Why the Soda-tax should scare us all

New York Gov. Paterson's new solution to solving his state's budget problems should bother each and every one of us. It isn't necessarily that he is proposing raising taxes - after all that is the classic Democrat solution to all budget shortfalls - but the type of tax he is proposing. It's one thing to have an income tax, or a property tax or a general sales tax, but once governments begin to use our tax code to dictate certain behavior they have gone too far.

We already have so-called "sin taxes" on cigarettes and alcohol. Those are designed to curb the use of those products and penalize those who do use them. We have allowed them largely because we know that smoking and excessive drinking is bad for our health, but is it a good idea to allow government to do that? The answer is absolutely not.

Once we allowed government to impose its sin taxes on tobacco and alcohol, we gave our legislatures the power to tax and regulate anything that might be bad for us. Which is exactly how we got the proposed Soda tax - both in New York and right here in Wisconsin. That's right, last session, Rep. Chuck Benedict (D - Beloit) introduced a similar sales tax on the sale of soft drinks in Wisconsin. His reasoning was that too many kids drank soda and were having all sorts of negative health effects from tooth decay to diabetes. While we should all be concerned about our health and the health of our children, using tax policy to force one's own view of healthy living onto the entire population is wrong.

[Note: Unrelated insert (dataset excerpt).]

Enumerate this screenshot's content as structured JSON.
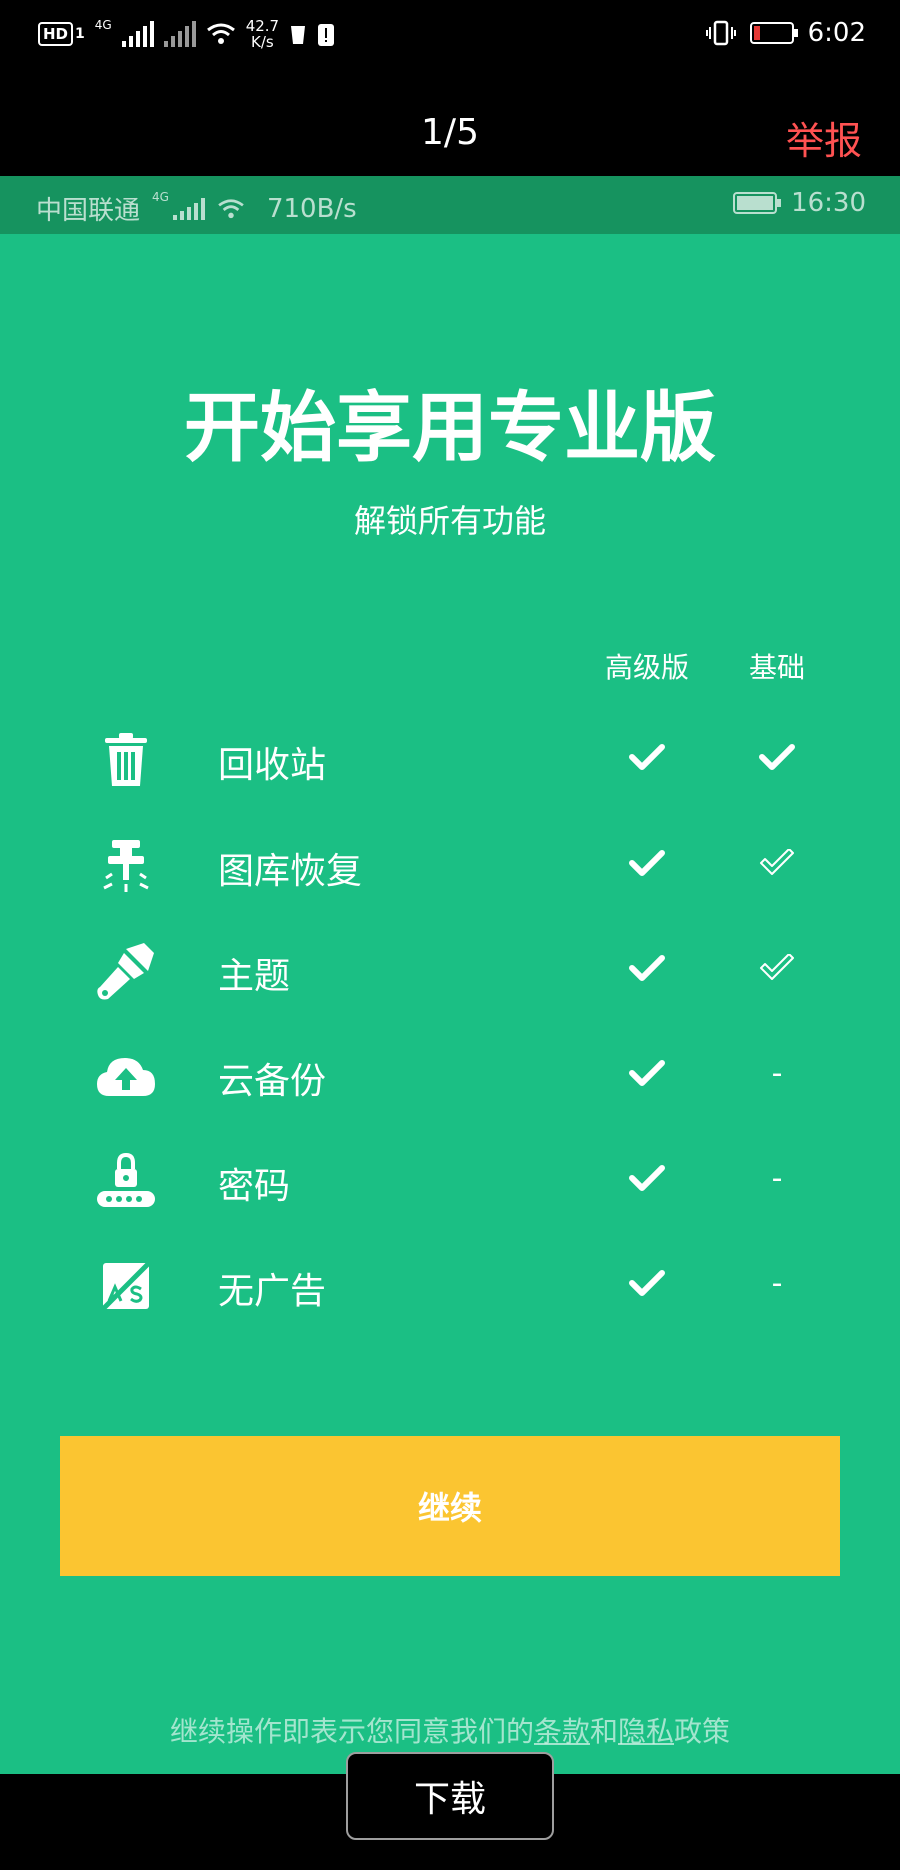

Don't think that this is as far as liberals are wanting to go either. Just read Nicholas Kristof's column in Wednesday's NY Times. He is gleeful, absolutely ecstatic at the prospect of a soda tax and calls Gov. Paterson courageous for introducing such a tax. The goal isn't to raise money or improve public health, there is no public good at play. The goal is to run your lives because liberals like Paterson, Kristof and Benedict think they know how to run it better than you do. I know it sounds harsh, but that's the way I see it.

I realize it may seem as though I am making a big deal out of something seemingly so trivial, but seriously, where does it end? Go and read Kristof's column. Really look at the lengths to which he and other liberals are willing to go in dictating how you eat. What's next a tax on all milk that isn't non-fat? What about foods high in sodium, like bacon? When does it end?

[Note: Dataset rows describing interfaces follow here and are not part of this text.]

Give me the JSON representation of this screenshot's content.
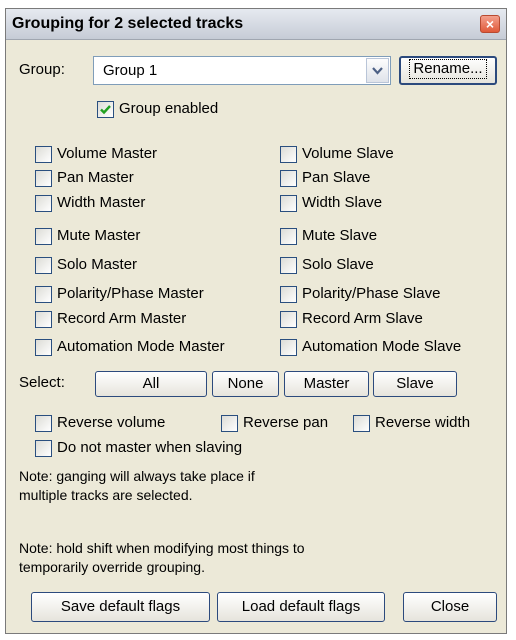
{
  "window": {
    "title": "Grouping for 2 selected tracks",
    "close_symbol": "×"
  },
  "group": {
    "label": "Group:",
    "selected": "Group 1",
    "rename_label": "Rename...",
    "enabled_label": "Group enabled",
    "enabled": true
  },
  "flags_left": [
    {
      "label": "Volume Master",
      "checked": false
    },
    {
      "label": "Pan Master",
      "checked": false
    },
    {
      "label": "Width Master",
      "checked": false
    },
    {
      "label": "Mute Master",
      "checked": false
    },
    {
      "label": "Solo Master",
      "checked": false
    },
    {
      "label": "Polarity/Phase Master",
      "checked": false
    },
    {
      "label": "Record Arm Master",
      "checked": false
    },
    {
      "label": "Automation Mode Master",
      "checked": false
    }
  ],
  "flags_right": [
    {
      "label": "Volume Slave",
      "checked": false
    },
    {
      "label": "Pan Slave",
      "checked": false
    },
    {
      "label": "Width Slave",
      "checked": false
    },
    {
      "label": "Mute Slave",
      "checked": false
    },
    {
      "label": "Solo Slave",
      "checked": false
    },
    {
      "label": "Polarity/Phase Slave",
      "checked": false
    },
    {
      "label": "Record Arm Slave",
      "checked": false
    },
    {
      "label": "Automation Mode Slave",
      "checked": false
    }
  ],
  "select": {
    "label": "Select:",
    "all": "All",
    "none": "None",
    "master": "Master",
    "slave": "Slave"
  },
  "options": {
    "reverse_volume": "Reverse volume",
    "reverse_pan": "Reverse pan",
    "reverse_width": "Reverse width",
    "do_not_master": "Do not master when slaving"
  },
  "notes": {
    "note1_line1": "Note: ganging will always take place if",
    "note1_line2": "multiple tracks are selected.",
    "note2_line1": "Note: hold shift when modifying most things to",
    "note2_line2": "temporarily override grouping."
  },
  "footer": {
    "save": "Save default flags",
    "load": "Load default flags",
    "close": "Close"
  },
  "colors": {
    "dialog_bg": "#ece9d8",
    "button_border": "#2c4a7d",
    "close_red": "#e05a3a"
  }
}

It should bother everyone that those in government wish to tell us what to eat and drink. For crying out loud, Kristof thinks that the biggest advancement in health care in the last 40 years was the cigarette tax! And he's serious. This type of thinking must be stopped now, while we can still afford to eat and drink what we want.

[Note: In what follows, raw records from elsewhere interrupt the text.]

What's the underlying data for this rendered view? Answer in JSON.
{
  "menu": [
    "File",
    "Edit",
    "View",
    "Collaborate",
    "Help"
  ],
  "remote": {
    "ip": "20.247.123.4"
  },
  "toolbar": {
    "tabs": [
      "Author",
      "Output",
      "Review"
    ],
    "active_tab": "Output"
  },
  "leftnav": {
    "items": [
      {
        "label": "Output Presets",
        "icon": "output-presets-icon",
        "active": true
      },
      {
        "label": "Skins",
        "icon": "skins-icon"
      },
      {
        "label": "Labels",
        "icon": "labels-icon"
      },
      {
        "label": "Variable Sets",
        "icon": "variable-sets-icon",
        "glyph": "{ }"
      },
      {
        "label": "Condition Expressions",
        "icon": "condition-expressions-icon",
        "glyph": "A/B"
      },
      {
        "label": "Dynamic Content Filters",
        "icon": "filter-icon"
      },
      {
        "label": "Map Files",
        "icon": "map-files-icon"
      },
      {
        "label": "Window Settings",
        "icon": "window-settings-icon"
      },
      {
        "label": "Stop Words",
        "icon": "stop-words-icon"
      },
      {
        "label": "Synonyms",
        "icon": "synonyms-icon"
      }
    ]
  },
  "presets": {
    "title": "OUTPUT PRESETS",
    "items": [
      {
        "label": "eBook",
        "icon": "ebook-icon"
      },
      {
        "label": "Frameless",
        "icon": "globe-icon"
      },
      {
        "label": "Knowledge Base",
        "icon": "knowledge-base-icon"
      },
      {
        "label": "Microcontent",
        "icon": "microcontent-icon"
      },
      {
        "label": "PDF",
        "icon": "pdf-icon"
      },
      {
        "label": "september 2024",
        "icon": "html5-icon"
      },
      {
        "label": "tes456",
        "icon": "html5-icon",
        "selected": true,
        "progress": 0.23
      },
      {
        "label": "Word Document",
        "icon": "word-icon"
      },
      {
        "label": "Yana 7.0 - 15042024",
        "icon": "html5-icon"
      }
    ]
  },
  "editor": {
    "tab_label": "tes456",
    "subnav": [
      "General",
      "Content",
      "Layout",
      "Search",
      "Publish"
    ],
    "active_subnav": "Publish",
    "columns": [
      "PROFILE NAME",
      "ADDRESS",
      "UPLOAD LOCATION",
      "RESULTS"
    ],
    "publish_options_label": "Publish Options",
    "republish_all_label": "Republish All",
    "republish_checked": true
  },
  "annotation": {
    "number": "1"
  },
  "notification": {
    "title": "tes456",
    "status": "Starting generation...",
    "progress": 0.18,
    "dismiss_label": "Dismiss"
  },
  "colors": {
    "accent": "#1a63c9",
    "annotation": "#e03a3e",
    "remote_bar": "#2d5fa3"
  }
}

One last thing, before anyone cries hypocrisy I don't care if it's Democrats or Republicans trying to tell us how to live our lives. I have the same criticisms for those weak Republicans who support smoking bans and sin taxes as I do for Democrats. This isn't necessarily a partisan problem, it's a government problem.